Young clarinettists arrived on Monday to enjoy an evening with Michael Collins. Not to be outshone, the night saw one of the best surprises of the Festival with the emergence of the quartet accompanying Collins, the Piatti String Quartet – and the third cellist collecting compliments: Jessie Ann Richardson, founder member of the quartet. Rated very highly when they visited Leamington in 2016, they are now an international favourite and will play at the Aldeburgh Festival in June. Having taken their name from the great 19th century cellist, Alfredo Piatti, Jessie is first to admit she feels a responsibility to be the glue which binds the foursome together. Never without a smile, and always keeping a watchful eye on her violin colleagues, their performance of Schulhoff’s Quartet No 1 was dramatic, extraordinarily technically successful in high registers, required masses of pizzicato, ponticello and col legno playing and was delivered without an aversion to playing quietly. It was profound and utterly wonderful in its outcome and, deservedly, received one of the warmest receptions of the weekend.
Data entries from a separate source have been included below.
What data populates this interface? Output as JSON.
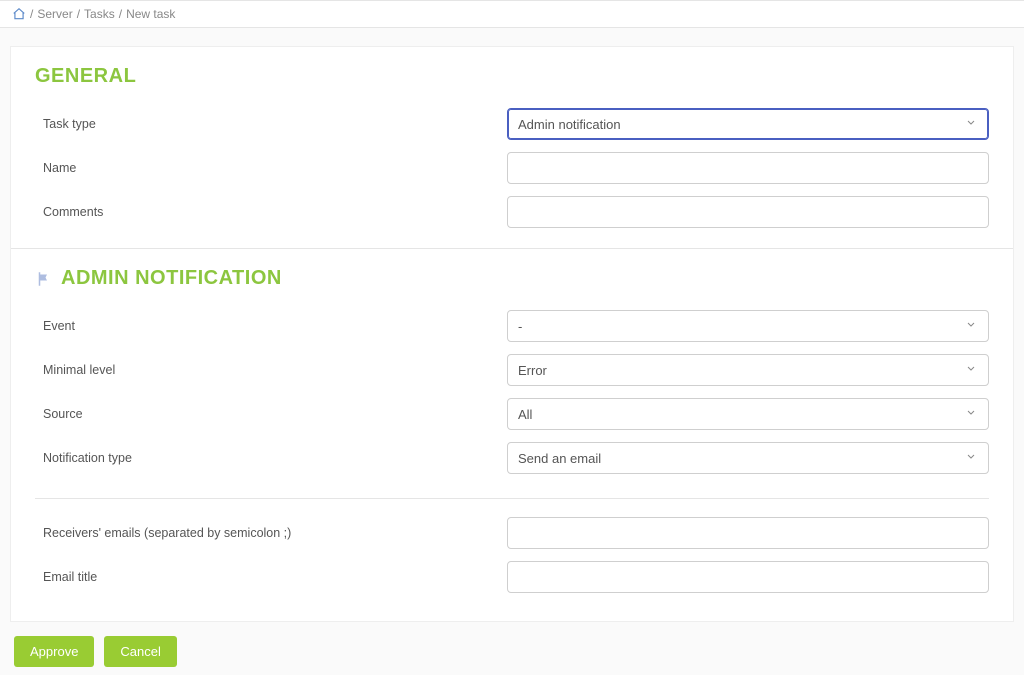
{
  "breadcrumb": {
    "server": "Server",
    "tasks": "Tasks",
    "new_task": "New task",
    "sep": " / "
  },
  "general": {
    "title": "GENERAL",
    "task_type_label": "Task type",
    "task_type_value": "Admin notification",
    "name_label": "Name",
    "name_value": "",
    "comments_label": "Comments",
    "comments_value": ""
  },
  "admin_notification": {
    "title": "ADMIN NOTIFICATION",
    "event_label": "Event",
    "event_value": "-",
    "minimal_level_label": "Minimal level",
    "minimal_level_value": "Error",
    "source_label": "Source",
    "source_value": "All",
    "notification_type_label": "Notification type",
    "notification_type_value": "Send an email",
    "receivers_label": "Receivers' emails (separated by semicolon ;)",
    "receivers_value": "",
    "email_title_label": "Email title",
    "email_title_value": ""
  },
  "actions": {
    "approve": "Approve",
    "cancel": "Cancel"
  }
}
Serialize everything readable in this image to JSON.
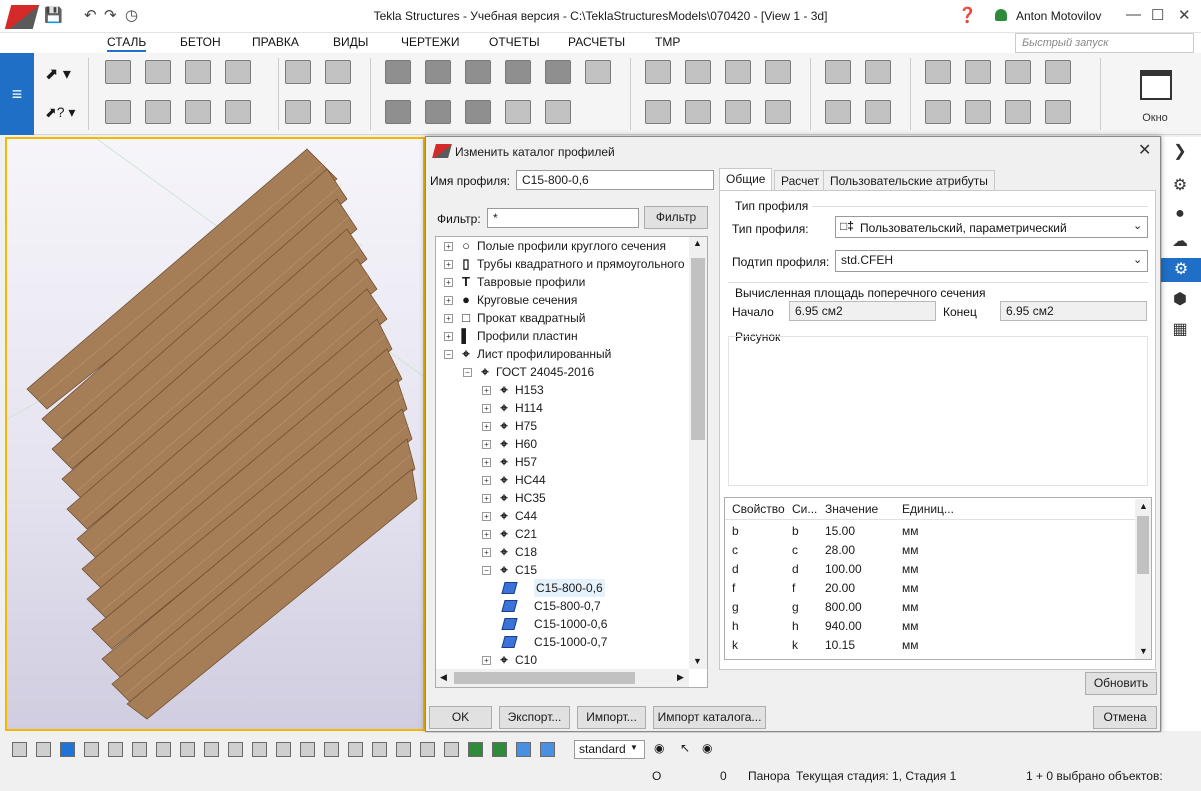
{
  "app": {
    "title": "Tekla Structures - Учебная версия - C:\\TeklaStructuresModels\\070420  - [View 1 - 3d]",
    "user": "Anton Motovilov",
    "quick_launch_placeholder": "Быстрый запуск",
    "menu": [
      "СТАЛЬ",
      "БЕТОН",
      "ПРАВКА",
      "ВИДЫ",
      "ЧЕРТЕЖИ",
      "ОТЧЕТЫ",
      "РАСЧЕТЫ",
      "TMP"
    ],
    "active_menu": "СТАЛЬ",
    "window_button_label": "Окно"
  },
  "dialog": {
    "title": "Изменить каталог профилей",
    "profile_name_label": "Имя профиля:",
    "profile_name_value": "C15-800-0,6",
    "filter_label": "Фильтр:",
    "filter_value": "*",
    "filter_button": "Фильтр",
    "tree": [
      {
        "label": "Полые профили круглого сечения",
        "icon": "hollow-circle-icon",
        "level": 0,
        "expander": "+"
      },
      {
        "label": "Трубы квадратного и прямоугольного",
        "icon": "rect-tube-icon",
        "level": 0,
        "expander": "+"
      },
      {
        "label": "Тавровые профили",
        "icon": "t-profile-icon",
        "level": 0,
        "expander": "+"
      },
      {
        "label": "Круговые сечения",
        "icon": "solid-circle-icon",
        "level": 0,
        "expander": "+"
      },
      {
        "label": "Прокат квадратный",
        "icon": "square-bar-icon",
        "level": 0,
        "expander": "+"
      },
      {
        "label": "Профили пластин",
        "icon": "plate-icon",
        "level": 0,
        "expander": "+"
      },
      {
        "label": "Лист профилированный",
        "icon": "profiled-sheet-icon",
        "level": 0,
        "expander": "−"
      },
      {
        "label": "ГОСТ 24045-2016",
        "icon": "profiled-sheet-icon",
        "level": 1,
        "expander": "−"
      },
      {
        "label": "H153",
        "icon": "profiled-sheet-icon",
        "level": 2,
        "expander": "+"
      },
      {
        "label": "H114",
        "icon": "profiled-sheet-icon",
        "level": 2,
        "expander": "+"
      },
      {
        "label": "H75",
        "icon": "profiled-sheet-icon",
        "level": 2,
        "expander": "+"
      },
      {
        "label": "H60",
        "icon": "profiled-sheet-icon",
        "level": 2,
        "expander": "+"
      },
      {
        "label": "H57",
        "icon": "profiled-sheet-icon",
        "level": 2,
        "expander": "+"
      },
      {
        "label": "HC44",
        "icon": "profiled-sheet-icon",
        "level": 2,
        "expander": "+"
      },
      {
        "label": "HC35",
        "icon": "profiled-sheet-icon",
        "level": 2,
        "expander": "+"
      },
      {
        "label": "C44",
        "icon": "profiled-sheet-icon",
        "level": 2,
        "expander": "+"
      },
      {
        "label": "C21",
        "icon": "profiled-sheet-icon",
        "level": 2,
        "expander": "+"
      },
      {
        "label": "C18",
        "icon": "profiled-sheet-icon",
        "level": 2,
        "expander": "+"
      },
      {
        "label": "C15",
        "icon": "profiled-sheet-icon",
        "level": 2,
        "expander": "−"
      },
      {
        "label": "C15-800-0,6",
        "icon": "profile-leaf-icon",
        "level": 3,
        "expander": "",
        "selected": true
      },
      {
        "label": "C15-800-0,7",
        "icon": "profile-leaf-icon",
        "level": 3,
        "expander": ""
      },
      {
        "label": "C15-1000-0,6",
        "icon": "profile-leaf-icon",
        "level": 3,
        "expander": ""
      },
      {
        "label": "C15-1000-0,7",
        "icon": "profile-leaf-icon",
        "level": 3,
        "expander": ""
      },
      {
        "label": "C10",
        "icon": "profiled-sheet-icon",
        "level": 2,
        "expander": "+"
      }
    ],
    "tabs": [
      "Общие",
      "Расчет",
      "Пользовательские атрибуты"
    ],
    "active_tab": "Общие",
    "profile_type_group": "Тип профиля",
    "profile_type_label": "Тип профиля:",
    "profile_type_value": "Пользовательский, параметрический",
    "profile_subtype_label": "Подтип профиля:",
    "profile_subtype_value": "std.CFEH",
    "area_group": "Вычисленная площадь поперечного сечения",
    "start_label": "Начало",
    "start_value": "6.95 см2",
    "end_label": "Конец",
    "end_value": "6.95 см2",
    "picture_group": "Рисунок",
    "props_headers": [
      "Свойство",
      "Си...",
      "Значение",
      "Единиц..."
    ],
    "props": [
      [
        "b",
        "b",
        "15.00",
        "мм"
      ],
      [
        "c",
        "c",
        "28.00",
        "мм"
      ],
      [
        "d",
        "d",
        "100.00",
        "мм"
      ],
      [
        "f",
        "f",
        "20.00",
        "мм"
      ],
      [
        "g",
        "g",
        "800.00",
        "мм"
      ],
      [
        "h",
        "h",
        "940.00",
        "мм"
      ],
      [
        "k",
        "k",
        "10.15",
        "мм"
      ]
    ],
    "update_button": "Обновить",
    "ok_button": "OK",
    "export_button": "Экспорт...",
    "import_button": "Импорт...",
    "import_catalog_button": "Импорт каталога...",
    "cancel_button": "Отмена"
  },
  "statusbar": {
    "selection_filter": "standard",
    "o_label": "О",
    "zero": "0",
    "pan_label": "Панора",
    "stage": "Текущая стадия: 1, Стадия 1",
    "selected": "1 + 0 выбрано объектов:"
  }
}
Jack McNeill, Leamington Prize Winner in 2010, David Le Page and Viv McLean rescued the ‘graveyard’ session on Tuesday lunchtime with a sparkling, witty and clean performance of Stravinsky’s L’Histoire du Soldat, composed in 1918 with Le Page’s playing moving from guttural to whimsical.

And so to the remarkable Festival last night with the Roderick Williams’ happy coincidence discovery that his backyard was used by Kineton-billeted troops in 1941 – the Memorial Fountain refurbishment is a pleasing reminder of the role those brave troops played. Williams’ singing was sublime. Plans for 2019 are in place for the 30th Festival, appetites are already whetted.